It has been said that music is healthy for the brain, happiness for the soul and pleasure to the heart.

Many of us have experienced how music affects our soul and heart but how does music affect the brain?

Does classical music really help encourage infant development?

How does musical training affect the brain and does music really improve the quality of life?

Wanting to understand exactly how music affected me, I did some research.

Have a good read and explore the effect of music on the brain!

Does classical music really help encourage infant development? 

I’m sure many of you have seen albums such as “Baroque for Babies” which encourage classical music exposure to infants. In 1998, a study was conducted to determine if music truly affected the mind of a young child. The belief of the time was that listening to classical music in the crib would improve skills in math and engineering. What came of this experiment is known as the ‘Mozart Effect’.  Music also relaxes your baby. Studies show that babies exposed to classical music relax, move less and sleep more comfortably at night.

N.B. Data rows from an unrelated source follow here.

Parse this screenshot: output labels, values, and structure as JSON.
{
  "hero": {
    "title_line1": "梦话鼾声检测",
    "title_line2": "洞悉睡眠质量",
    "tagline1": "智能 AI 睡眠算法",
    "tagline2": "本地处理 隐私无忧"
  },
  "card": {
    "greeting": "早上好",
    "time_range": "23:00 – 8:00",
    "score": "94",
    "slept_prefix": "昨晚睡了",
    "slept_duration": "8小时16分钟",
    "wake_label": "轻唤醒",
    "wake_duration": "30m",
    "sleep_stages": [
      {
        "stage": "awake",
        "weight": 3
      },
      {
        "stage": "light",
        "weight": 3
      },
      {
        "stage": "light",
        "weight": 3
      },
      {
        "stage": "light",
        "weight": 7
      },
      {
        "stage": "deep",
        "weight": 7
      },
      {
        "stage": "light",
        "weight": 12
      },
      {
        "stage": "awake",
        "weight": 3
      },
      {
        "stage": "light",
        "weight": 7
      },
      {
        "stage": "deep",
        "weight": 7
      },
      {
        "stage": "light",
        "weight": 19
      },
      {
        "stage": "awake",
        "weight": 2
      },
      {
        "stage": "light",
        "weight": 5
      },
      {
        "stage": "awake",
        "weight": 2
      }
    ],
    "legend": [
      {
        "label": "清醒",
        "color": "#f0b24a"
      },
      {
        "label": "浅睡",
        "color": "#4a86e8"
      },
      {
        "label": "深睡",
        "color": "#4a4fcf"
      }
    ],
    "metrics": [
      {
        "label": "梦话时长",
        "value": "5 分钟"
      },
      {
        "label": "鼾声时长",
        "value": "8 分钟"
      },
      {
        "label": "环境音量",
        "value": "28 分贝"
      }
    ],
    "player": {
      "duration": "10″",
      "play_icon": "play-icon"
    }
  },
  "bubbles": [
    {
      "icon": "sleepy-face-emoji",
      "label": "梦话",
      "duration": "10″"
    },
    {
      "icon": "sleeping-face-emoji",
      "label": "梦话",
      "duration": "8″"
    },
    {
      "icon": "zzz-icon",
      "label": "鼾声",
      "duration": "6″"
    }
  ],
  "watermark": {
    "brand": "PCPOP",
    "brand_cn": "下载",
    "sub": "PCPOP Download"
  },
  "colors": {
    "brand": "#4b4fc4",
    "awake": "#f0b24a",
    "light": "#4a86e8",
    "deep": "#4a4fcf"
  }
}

How does musical training affect the brain? 

As corny as it sounds, musicians have bigger, better brains! This isn’t something made up, science proves it. Looking at a CT scan of a brain, musicians tend to have bigger, more connected brains. If you hadn’t noticed, musicians tend to have exceptional memory, auditory skills, and cognitive ability. Not all of us a professional level musicians but if you listen to music half as much as I do in a week, music is influencing your brain too! 

Does music really improve the quality of life?

Well music has been proven to improve your mood and reduce stress! Don’t believe me? Find a quiet country road, go out on a sunny day, roll down your windows and turn on your favorite song. I guarantee you’ll start smiling and your body will physically and mentally relax. Listening to upbeat music can give you energy and positive attitude. Music increases our dopamine levels (dopamine is our “happy” hormone!) and that’s why listening to your favorite song makes you so happy!

Music is a key factor in my life – I believe that I am a more loving and compassionate person because I have music in my life. Above all else, music is a sensation, it has the power to raise feelings you didn’t know you had before. Music makes you happier, healthier and enhances everything of the human experience.

You can read more about music and the brain here.

written by piano pedagogy student Lindsey Johnson, Southwestern Adventist University.